WHAT TO PRODUCE: Your copy should hold every record exactly and no images.

RECORD SET:
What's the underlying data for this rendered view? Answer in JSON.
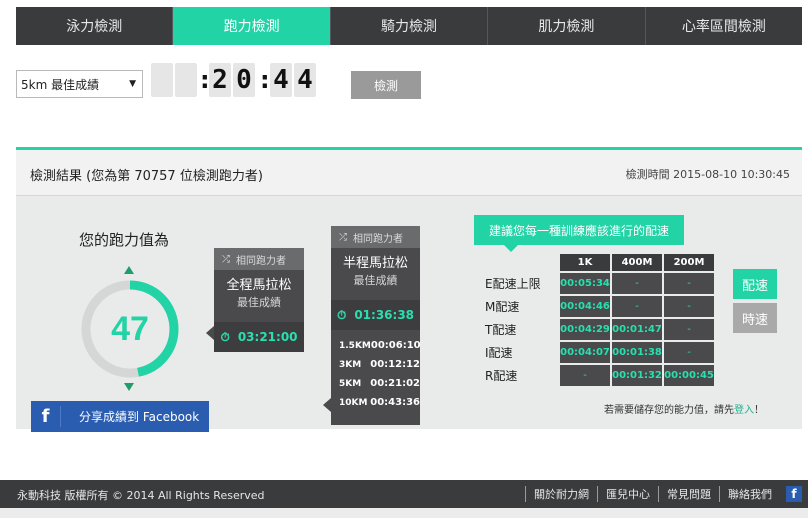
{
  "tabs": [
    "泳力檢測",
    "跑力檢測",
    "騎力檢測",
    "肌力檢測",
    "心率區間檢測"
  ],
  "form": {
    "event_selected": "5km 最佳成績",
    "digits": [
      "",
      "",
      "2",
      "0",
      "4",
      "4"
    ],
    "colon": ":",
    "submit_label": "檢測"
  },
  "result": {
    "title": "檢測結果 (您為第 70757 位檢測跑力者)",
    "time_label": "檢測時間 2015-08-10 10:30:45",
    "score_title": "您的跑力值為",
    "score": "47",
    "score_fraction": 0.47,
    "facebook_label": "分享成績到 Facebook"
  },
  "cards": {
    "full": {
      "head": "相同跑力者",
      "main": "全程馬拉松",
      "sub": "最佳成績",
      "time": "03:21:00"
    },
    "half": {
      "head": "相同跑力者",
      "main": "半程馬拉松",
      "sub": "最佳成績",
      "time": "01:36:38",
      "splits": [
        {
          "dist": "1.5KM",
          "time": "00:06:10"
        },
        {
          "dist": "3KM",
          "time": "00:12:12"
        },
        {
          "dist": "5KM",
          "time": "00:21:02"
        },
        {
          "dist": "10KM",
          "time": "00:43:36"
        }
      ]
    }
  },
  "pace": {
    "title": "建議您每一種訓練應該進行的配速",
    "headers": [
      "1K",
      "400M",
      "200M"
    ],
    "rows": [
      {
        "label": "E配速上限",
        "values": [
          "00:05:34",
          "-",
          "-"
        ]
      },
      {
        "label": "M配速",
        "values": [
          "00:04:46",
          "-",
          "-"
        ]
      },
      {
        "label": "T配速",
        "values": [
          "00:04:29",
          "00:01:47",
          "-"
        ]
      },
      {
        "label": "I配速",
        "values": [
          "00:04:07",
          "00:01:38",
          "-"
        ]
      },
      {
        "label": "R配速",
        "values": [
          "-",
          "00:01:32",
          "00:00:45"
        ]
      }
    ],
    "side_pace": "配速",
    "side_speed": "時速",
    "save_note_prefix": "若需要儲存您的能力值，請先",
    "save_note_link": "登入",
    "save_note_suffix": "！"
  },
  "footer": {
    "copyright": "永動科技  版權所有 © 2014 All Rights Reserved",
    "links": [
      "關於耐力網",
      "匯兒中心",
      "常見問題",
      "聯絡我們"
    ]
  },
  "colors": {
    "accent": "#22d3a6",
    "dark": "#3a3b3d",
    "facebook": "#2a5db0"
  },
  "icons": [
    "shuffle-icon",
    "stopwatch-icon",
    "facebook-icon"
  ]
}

ANSWER TO THE PROBLEM:
What's the underlying data for this rendered view? Answer in JSON.
{
  "tabs": [
    "泳力檢測",
    "跑力檢測",
    "騎力檢測",
    "肌力檢測",
    "心率區間檢測"
  ],
  "form": {
    "event_selected": "5km 最佳成績",
    "digits": [
      "",
      "",
      "2",
      "0",
      "4",
      "4"
    ],
    "colon": ":",
    "submit_label": "檢測"
  },
  "result": {
    "title": "檢測結果 (您為第 70757 位檢測跑力者)",
    "time_label": "檢測時間 2015-08-10 10:30:45",
    "score_title": "您的跑力值為",
    "score": "47",
    "score_fraction": 0.47,
    "facebook_label": "分享成績到 Facebook"
  },
  "cards": {
    "full": {
      "head": "相同跑力者",
      "main": "全程馬拉松",
      "sub": "最佳成績",
      "time": "03:21:00"
    },
    "half": {
      "head": "相同跑力者",
      "main": "半程馬拉松",
      "sub": "最佳成績",
      "time": "01:36:38",
      "splits": [
        {
          "dist": "1.5KM",
          "time": "00:06:10"
        },
        {
          "dist": "3KM",
          "time": "00:12:12"
        },
        {
          "dist": "5KM",
          "time": "00:21:02"
        },
        {
          "dist": "10KM",
          "time": "00:43:36"
        }
      ]
    }
  },
  "pace": {
    "title": "建議您每一種訓練應該進行的配速",
    "headers": [
      "1K",
      "400M",
      "200M"
    ],
    "rows": [
      {
        "label": "E配速上限",
        "values": [
          "00:05:34",
          "-",
          "-"
        ]
      },
      {
        "label": "M配速",
        "values": [
          "00:04:46",
          "-",
          "-"
        ]
      },
      {
        "label": "T配速",
        "values": [
          "00:04:29",
          "00:01:47",
          "-"
        ]
      },
      {
        "label": "I配速",
        "values": [
          "00:04:07",
          "00:01:38",
          "-"
        ]
      },
      {
        "label": "R配速",
        "values": [
          "-",
          "00:01:32",
          "00:00:45"
        ]
      }
    ],
    "side_pace": "配速",
    "side_speed": "時速",
    "save_note_prefix": "若需要儲存您的能力值，請先",
    "save_note_link": "登入",
    "save_note_suffix": "！"
  },
  "footer": {
    "copyright": "永動科技  版權所有 © 2014 All Rights Reserved",
    "links": [
      "關於耐力網",
      "匯兒中心",
      "常見問題",
      "聯絡我們"
    ]
  },
  "colors": {
    "accent": "#22d3a6",
    "dark": "#3a3b3d",
    "facebook": "#2a5db0"
  },
  "icons": [
    "shuffle-icon",
    "stopwatch-icon",
    "facebook-icon"
  ]
}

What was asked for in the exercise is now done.